The lack of collaboration between departments is one of the main challenges which hinders integrated approaches towards urban planning, transportation and resilience. One of the ways in which this plays out is in the lack of data sharing. Large cohorts of data are collected by the departments within BMA, but there is insufficient coordination amongst them, and an absence of a centralised system that allows data consistency, reliability and quality. Data sharing and un-harmonised analysis make more complex the deployment of projects and strategies within the city. The development of an Integrated Data Hub (IDH) should address the lack of inter-departmental cooperation and enhance integrated planning and the adoption of integrated approaches in response to urban challenges. The IDH’s first priority will be the development of a Data Science Platform (DSP) to enable the BMA to develop solutions capable of more readily achieving its strategic as well as developmental goals whilst ensuring coherence between departments. The Intervention proposed by the Global Future Cities Programme will support the BMA in designing and developing a road map for implementation of a world class data centre shaped to the specific requirements of Bangkok. The BMA data centre will inform and enable integrated, sustainable, future-focussed and responsive city planning and management.

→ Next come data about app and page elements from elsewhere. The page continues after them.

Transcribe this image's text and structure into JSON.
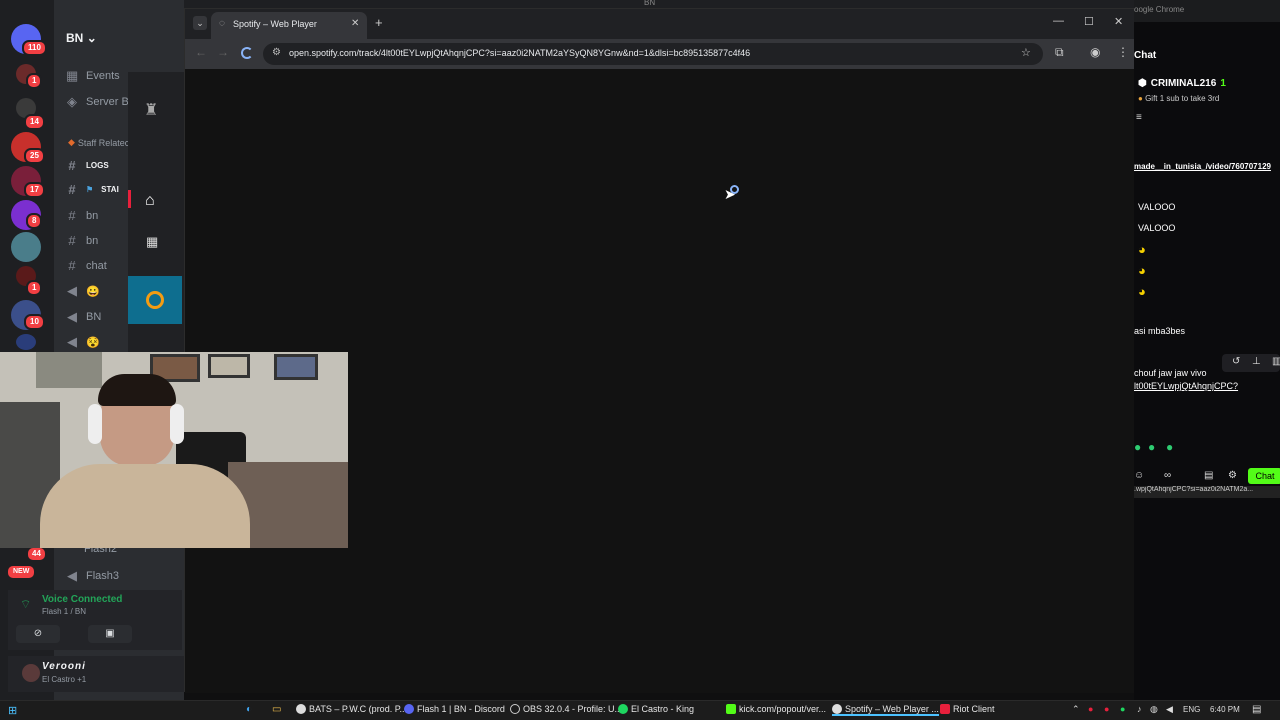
{
  "discord": {
    "server_name": "BN",
    "server_badges": [
      "110",
      "1",
      "14",
      "25",
      "17",
      "8",
      "1",
      "10",
      "44"
    ],
    "new_badge": "NEW",
    "channels": {
      "events": "Events",
      "server_boost": "Server Bo",
      "category": "Staff Relatec",
      "logs": "LOGS",
      "star": "STAI",
      "bn1": "bn",
      "bn2": "bn",
      "chat": "chat",
      "voice_emoji1": "😀",
      "voice_bn": "BN",
      "voice_emoji2": "😵",
      "flash2": "Flash2",
      "flash3": "Flash3"
    },
    "voice": {
      "status": "Voice Connected",
      "location": "Flash 1 / BN"
    },
    "user": {
      "name": "Verooni",
      "activity": "El Castro +1"
    }
  },
  "chrome": {
    "tab_title": "Spotify – Web Player",
    "url": "open.spotify.com/track/4lt00tEYLwpjQtAhqnjCPC?si=aaz0i2NATM2aYSyQN8YGnw&nd=1&dlsi=bc895135877c4f46",
    "background_window_title": "oogle Chrome",
    "background_window_tab": "BN"
  },
  "chat": {
    "header": "Chat",
    "user": "CRIMINAL216",
    "user_count": "1",
    "gift_text": "Gift 1 sub to take 3rd",
    "link": "made__in_tunisia_/video/760707129",
    "messages": [
      "VALOOO",
      "VALOOO",
      "asi mba3bes",
      "chouf jaw jaw vivo"
    ],
    "msg_link": "lt00tEYLwpjQtAhqnjCPC?",
    "send_button": "Chat",
    "hover_url": ".wpjQtAhqnjCPC?si=aaz0i2NATM2a..."
  },
  "taskbar": {
    "items": [
      "BATS – P.W.C (prod. P...",
      "Flash 1 | BN - Discord",
      "OBS 32.0.4 - Profile: U...",
      "El Castro - King",
      "kick.com/popout/ver...",
      "Spotify – Web Player ...",
      "Riot Client"
    ],
    "lang": "ENG",
    "time": "6:40 PM"
  },
  "colors": {
    "discord_green": "#23a559",
    "spotify_green": "#1ed760",
    "kick_green": "#53fc18",
    "badge_red": "#f23f43"
  }
}
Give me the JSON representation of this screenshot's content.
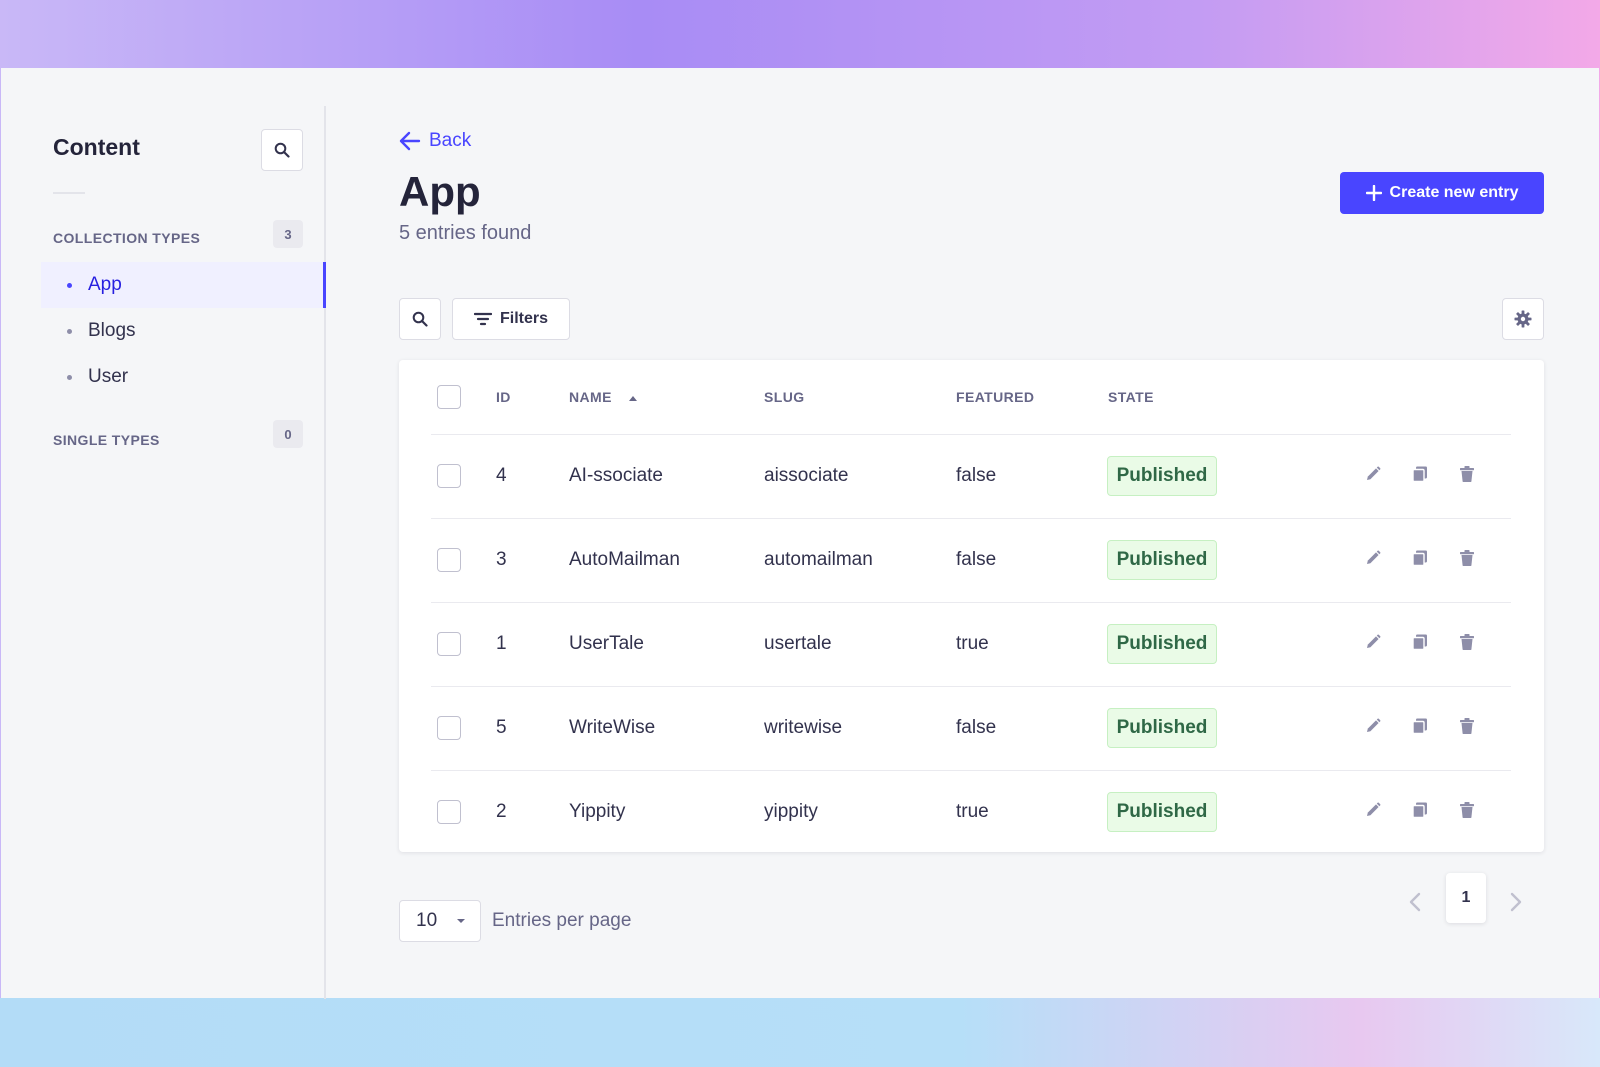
{
  "sidebar": {
    "title": "Content",
    "collection_types_label": "COLLECTION TYPES",
    "collection_types_count": "3",
    "items": [
      {
        "label": "App"
      },
      {
        "label": "Blogs"
      },
      {
        "label": "User"
      }
    ],
    "single_types_label": "SINGLE TYPES",
    "single_types_count": "0"
  },
  "header": {
    "back_label": "Back",
    "title": "App",
    "subtitle": "5 entries found",
    "create_label": "Create new entry"
  },
  "toolbar": {
    "filters_label": "Filters"
  },
  "table": {
    "columns": [
      "ID",
      "NAME",
      "SLUG",
      "FEATURED",
      "STATE"
    ],
    "rows": [
      {
        "id": "4",
        "name": "AI-ssociate",
        "slug": "aissociate",
        "featured": "false",
        "state": "Published"
      },
      {
        "id": "3",
        "name": "AutoMailman",
        "slug": "automailman",
        "featured": "false",
        "state": "Published"
      },
      {
        "id": "1",
        "name": "UserTale",
        "slug": "usertale",
        "featured": "true",
        "state": "Published"
      },
      {
        "id": "5",
        "name": "WriteWise",
        "slug": "writewise",
        "featured": "false",
        "state": "Published"
      },
      {
        "id": "2",
        "name": "Yippity",
        "slug": "yippity",
        "featured": "true",
        "state": "Published"
      }
    ]
  },
  "pagination": {
    "per_page_value": "10",
    "per_page_label": "Entries per page",
    "current_page": "1"
  },
  "colors": {
    "accent": "#4945ff",
    "published_bg": "#eafbe7",
    "published_text": "#2f6846"
  },
  "icons": [
    "search-icon",
    "arrow-left-icon",
    "plus-icon",
    "filter-icon",
    "gear-icon",
    "sort-up-icon",
    "pencil-icon",
    "duplicate-icon",
    "trash-icon",
    "chevron-down-icon",
    "chevron-left-icon",
    "chevron-right-icon"
  ]
}
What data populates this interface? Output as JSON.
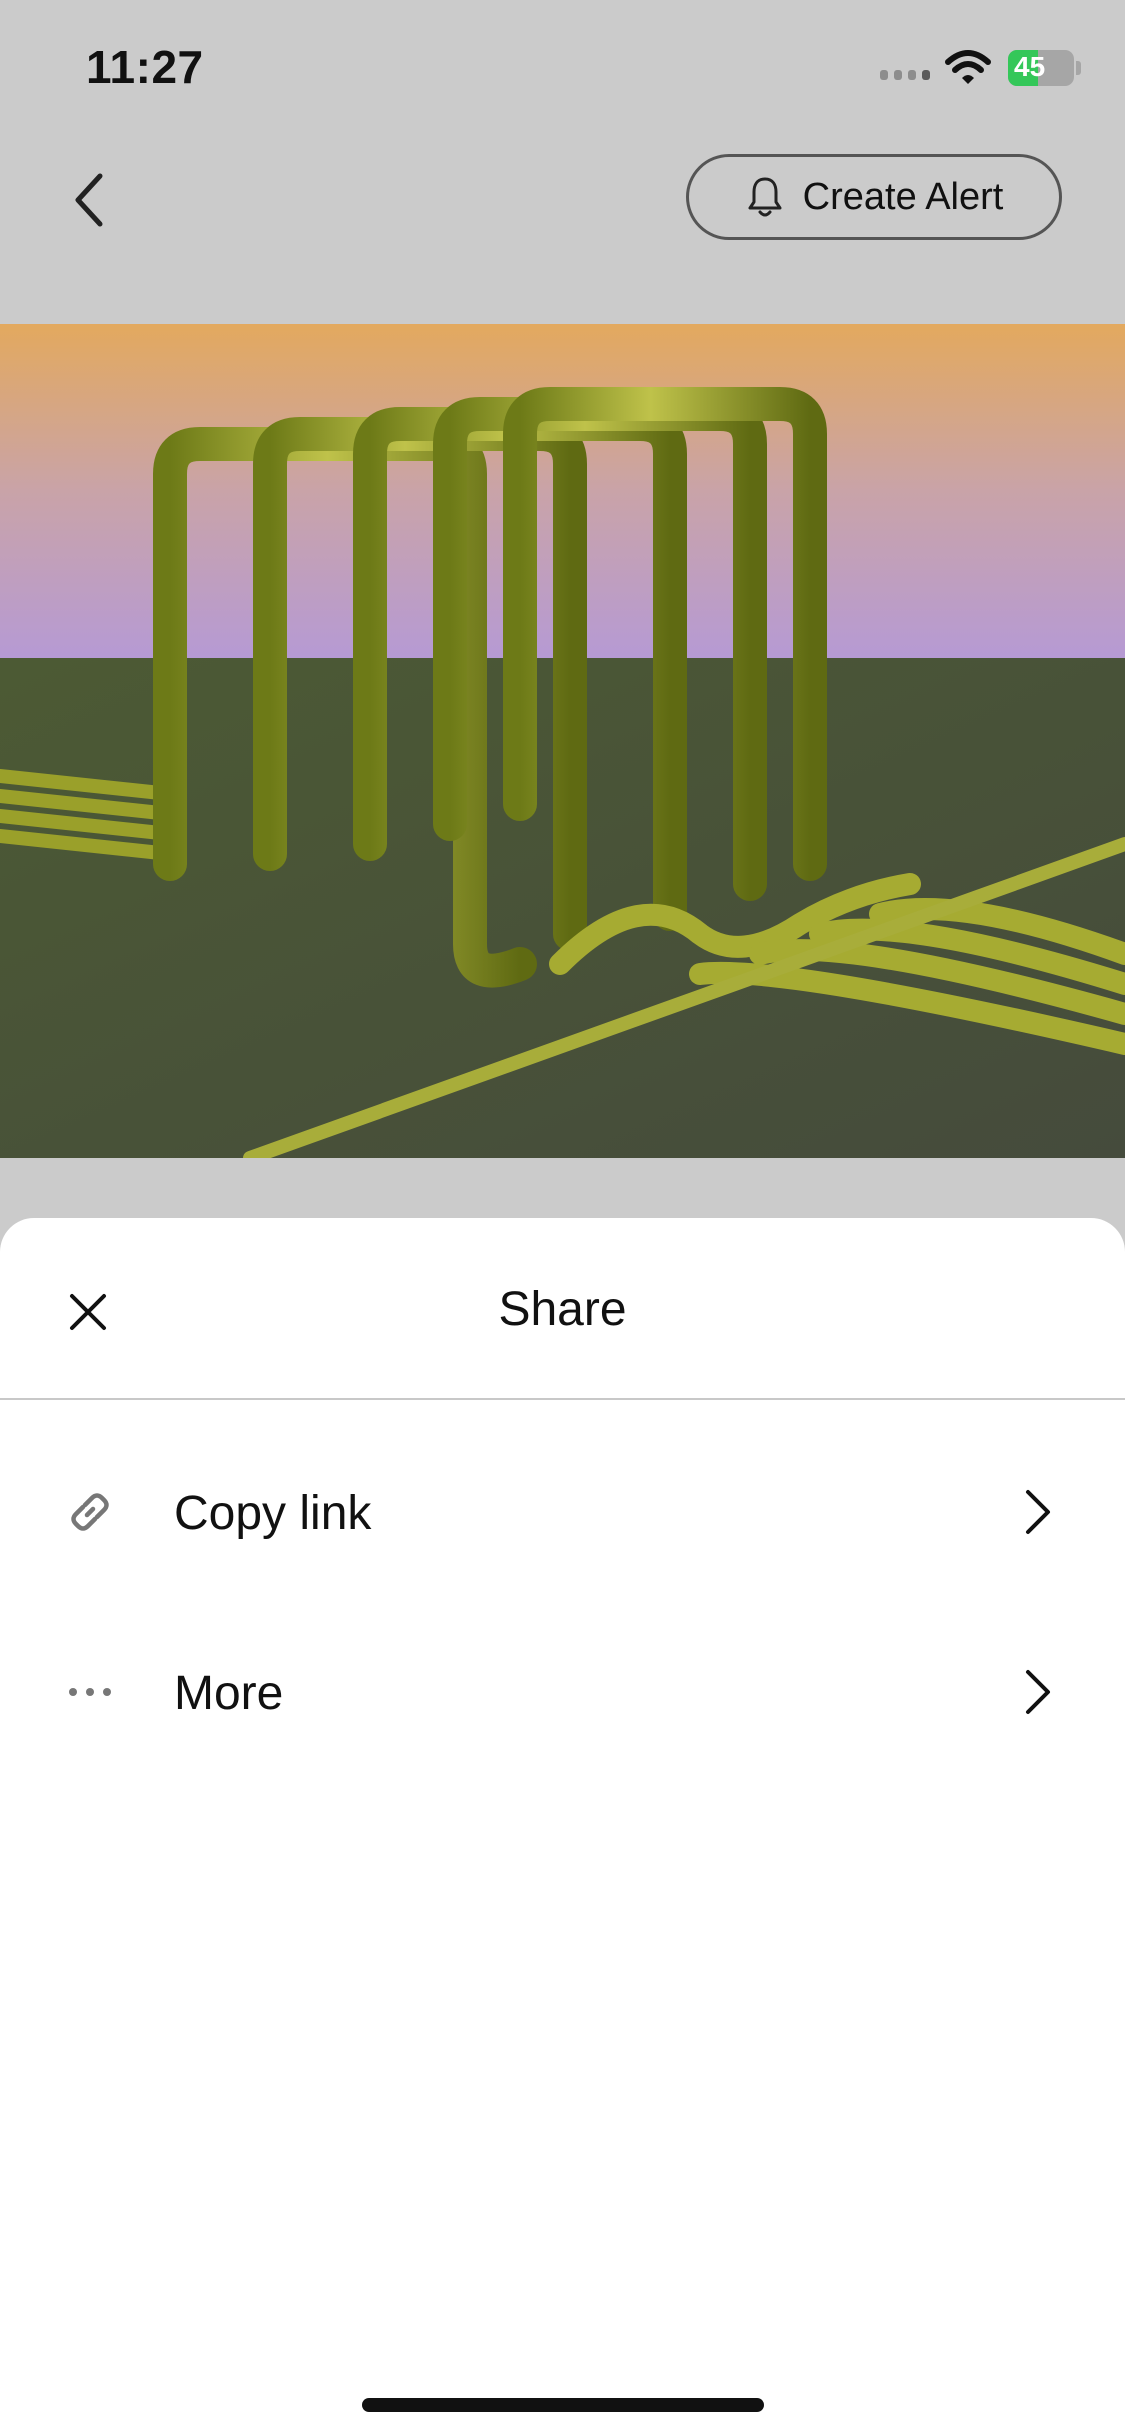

Bangkok’s traffic congestion is one of the worst in the world. Despite recent investments, the funds dedicated to the public transport system are not sufficient, and this impacts the mobility system as a whole. The implementation of mass transit stations to decongest strategic areas have attracted high-rise developments, that without adequate provisions for affordable housing, have displaced low-income communities. In addition, the lack of integration between the transport and flood control management leads to the exposure of the transport services to disruptions in times of heavy rain. The Khlong Bang Luang area was chosen for the development of an integrated plan with a focus on transit-oriented development approaches linked to the construction of the proposed new Bangkok Mass Transit System (BTS) station. The plan will promote public transport mode integration and incentivise non-motorised mobility within the area. At the same time, it will promote local economic development and introduce safeguards to ensure existing communities benefit from the implementation of the project and are maintained within the neighbourhood. In doing so, the intervention will help demonstrate how the government’s investments in enhanced transport access and connectivity can drive inclusive economic planning and sustainable development.